Appeal from a judgment of the Supreme Court, Oneida County (Bernadette T. Clark, J.), entered December 7, 2010 in a medical malpractice and wrongful death action.
Karam v Adirondack Neurosurgical Specialists, P.C.
Appellate Division, Fourth Department
Published by New York State Law Reporting Bureau pursuant to Judiciary Law § 431.
This opinion is uncorrected and subject to revision before publication in the Official Reports.
Decided on March 23, 2012
PRESENT: CENTRA, J.P., FAHEY, PERADOTTO, CARNI, AND MARTOCHE, JJ.
The judgment dismissed the complaint.
It is hereby ORDERED that the judgment so appealed from is unanimously affirmed without costs.
Plaintiff, as administratrix of the estate of Tony Karam (decedent) and individually, appeals, as limited by her brief, from a judgment insofar as it dismissed the complaint against St. Elizabeth Medical Center (Hospital) and Timothy Edward Page (collectively, defendants), following a jury verdict in favor of all defendants in this medical malpractice and wrongful death action. We note at the outset that plaintiff failed to raise any issues with respect to the judgment insofar as it dismissed the complaint against defendants Adirondack Neurosurgical Specialists, P.C. and Walter George Rusyniak, Jr., and we therefore deem any such issues abandoned (see Ciesinski v Town of Aurora, 202 AD2d 984).
Decedent sustained a head injury and was taken to the Hospital, where he was admitted at 10:26 a.m. and examined by Page, an emergency physician, at approximately 11:01 a.m. Although decedent appeared neurologically normal at that time, Page ordered a head CT scan. The CT scan, which was performed between 11:39 a.m. and 11:46 a.m., revealed a subdural hematoma, but no evidence of midline shift or mass effect. Decedent had sustained prior subdural hematomas in 2001 and 2005.
At 12:05 p.m., after reviewing the CT scan results, Page telephoned Rusyniak, who was the neurosurgeon on call at the time although he was away from the Hospital, and informed him that decedent had a small subdural hematoma and was neurologically normal. At some point, Page became aware that decedent's neurological condition was deteriorating. He reported that development to Rusyniak at 12:58 p.m., and Rusyniak ordered a second CT scan. The second CT scan demonstrated that the hematoma had grown much larger, and midline shift and mass effect were visible. Rusyniak performed a craniotomy to remove the hematoma, and decedent never regained consciousness after the operation.
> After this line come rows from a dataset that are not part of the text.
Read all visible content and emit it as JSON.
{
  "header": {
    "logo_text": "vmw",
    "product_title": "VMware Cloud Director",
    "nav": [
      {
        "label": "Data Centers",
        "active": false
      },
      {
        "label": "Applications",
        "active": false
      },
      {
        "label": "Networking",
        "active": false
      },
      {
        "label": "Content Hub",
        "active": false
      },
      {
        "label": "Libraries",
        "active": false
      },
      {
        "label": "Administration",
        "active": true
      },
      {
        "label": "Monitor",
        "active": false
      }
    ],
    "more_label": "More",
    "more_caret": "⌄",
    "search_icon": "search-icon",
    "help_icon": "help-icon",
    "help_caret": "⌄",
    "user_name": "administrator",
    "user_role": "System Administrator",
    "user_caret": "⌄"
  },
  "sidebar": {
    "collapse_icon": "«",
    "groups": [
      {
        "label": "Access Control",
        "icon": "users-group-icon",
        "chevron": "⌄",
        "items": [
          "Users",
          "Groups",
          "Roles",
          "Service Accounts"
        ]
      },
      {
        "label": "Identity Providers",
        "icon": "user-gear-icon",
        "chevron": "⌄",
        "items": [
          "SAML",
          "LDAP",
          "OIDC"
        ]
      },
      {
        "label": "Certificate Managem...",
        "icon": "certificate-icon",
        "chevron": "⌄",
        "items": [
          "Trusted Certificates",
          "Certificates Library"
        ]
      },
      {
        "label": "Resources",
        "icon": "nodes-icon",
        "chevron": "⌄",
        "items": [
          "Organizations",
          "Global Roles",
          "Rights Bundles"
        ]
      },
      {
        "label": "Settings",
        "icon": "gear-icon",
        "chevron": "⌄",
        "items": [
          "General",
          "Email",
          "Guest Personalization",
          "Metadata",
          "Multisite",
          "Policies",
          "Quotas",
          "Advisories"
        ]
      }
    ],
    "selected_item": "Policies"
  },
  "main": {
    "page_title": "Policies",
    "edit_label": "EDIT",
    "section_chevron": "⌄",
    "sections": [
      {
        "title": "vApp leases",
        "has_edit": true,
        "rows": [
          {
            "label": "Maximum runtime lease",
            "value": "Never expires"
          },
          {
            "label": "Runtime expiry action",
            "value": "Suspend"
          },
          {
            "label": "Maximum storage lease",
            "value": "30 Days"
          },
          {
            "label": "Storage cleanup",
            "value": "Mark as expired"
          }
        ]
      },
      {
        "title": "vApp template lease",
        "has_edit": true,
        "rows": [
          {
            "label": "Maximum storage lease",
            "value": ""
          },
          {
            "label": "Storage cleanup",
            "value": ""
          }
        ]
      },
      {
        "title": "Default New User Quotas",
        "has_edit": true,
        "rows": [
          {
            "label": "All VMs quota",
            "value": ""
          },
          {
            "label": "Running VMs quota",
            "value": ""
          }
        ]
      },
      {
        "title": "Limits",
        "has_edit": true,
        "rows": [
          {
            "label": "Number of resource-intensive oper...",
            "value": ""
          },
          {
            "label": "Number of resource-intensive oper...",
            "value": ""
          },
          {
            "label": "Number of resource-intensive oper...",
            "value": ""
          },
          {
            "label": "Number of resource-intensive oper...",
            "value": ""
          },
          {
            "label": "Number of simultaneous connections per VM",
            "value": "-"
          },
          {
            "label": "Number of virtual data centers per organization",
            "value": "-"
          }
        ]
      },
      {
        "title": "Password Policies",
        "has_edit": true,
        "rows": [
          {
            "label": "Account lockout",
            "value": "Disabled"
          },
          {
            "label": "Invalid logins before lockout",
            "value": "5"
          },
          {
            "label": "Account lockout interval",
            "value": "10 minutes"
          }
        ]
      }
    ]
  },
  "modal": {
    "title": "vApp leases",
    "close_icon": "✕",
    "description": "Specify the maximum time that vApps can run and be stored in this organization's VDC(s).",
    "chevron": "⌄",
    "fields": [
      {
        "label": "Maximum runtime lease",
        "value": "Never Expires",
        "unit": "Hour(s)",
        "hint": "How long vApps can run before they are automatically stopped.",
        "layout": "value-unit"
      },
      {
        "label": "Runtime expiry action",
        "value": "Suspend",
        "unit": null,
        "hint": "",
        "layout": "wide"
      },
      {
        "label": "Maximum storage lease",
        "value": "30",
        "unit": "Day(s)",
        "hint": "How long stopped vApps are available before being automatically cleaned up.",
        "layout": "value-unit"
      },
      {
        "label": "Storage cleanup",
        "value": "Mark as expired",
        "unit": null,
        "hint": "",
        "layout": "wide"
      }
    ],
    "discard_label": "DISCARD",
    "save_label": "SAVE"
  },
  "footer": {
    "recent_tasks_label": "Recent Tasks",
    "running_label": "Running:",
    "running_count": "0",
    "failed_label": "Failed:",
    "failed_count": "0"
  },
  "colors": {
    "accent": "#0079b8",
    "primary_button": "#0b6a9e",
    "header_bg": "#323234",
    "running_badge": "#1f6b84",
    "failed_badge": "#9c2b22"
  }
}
According to plaintiff, defendants were negligent in, inter alia, failing to apprise Rusyniak of changes in decedent's condition in a timely manner. The trial focused on the time at which decedent began to deteriorate neurologically. A note in decedent's emergency room record entered by nurse Richard Dodge, reportedly at 11:23 a.m., stated that decedent was vomiting and starting to complain of a severe headache and that he was beginning to deteriorate in condition. That note described decedent's speech as "clear" and "[n]ormal," and his skin as "warm [and] dry," but the note also described his skin as "[m]oist [and] sweaty." Several witnesses testified for plaintiff that decedent began to deteriorate between 11:00 a.m. and 11:30 a.m. Page testified that the Hospital's computer system had been in place for only a few months at the time decedent was treated and that Dodge's note was inconsistent. He stated that it sometimes appeared "as if there were gremlins in [the] computer system." Page further testified that it was possible that some of the entries for the 11:23 a.m. note had in fact been made at 12:35 p.m. Counsel for defendants admitted that, by procuring such testimony from Page, he was impeaching in part defendants' own record.
Counsel for defendants subsequently attempted to introduce an "audit trail" of the computer system establishing that much of the 11:23 a.m. note was made at a later time. Supreme Court expressed its concern that the attempt to introduce the audit trail constituted "unfair surprise" and "trial by ambush." In response, defendants' counsel indicated that the proper remedy would be to grant a mistrial. Plaintiff's counsel opposed that remedy and instead requested that the court impose monetary sanctions against defendants' counsel. The court denied defendants' request to allow evidence of the audit trail and for a mistrial and declined to impose sanctions. Earlier in the trial, the court had denied plaintiff's request for a cautionary instruction that ...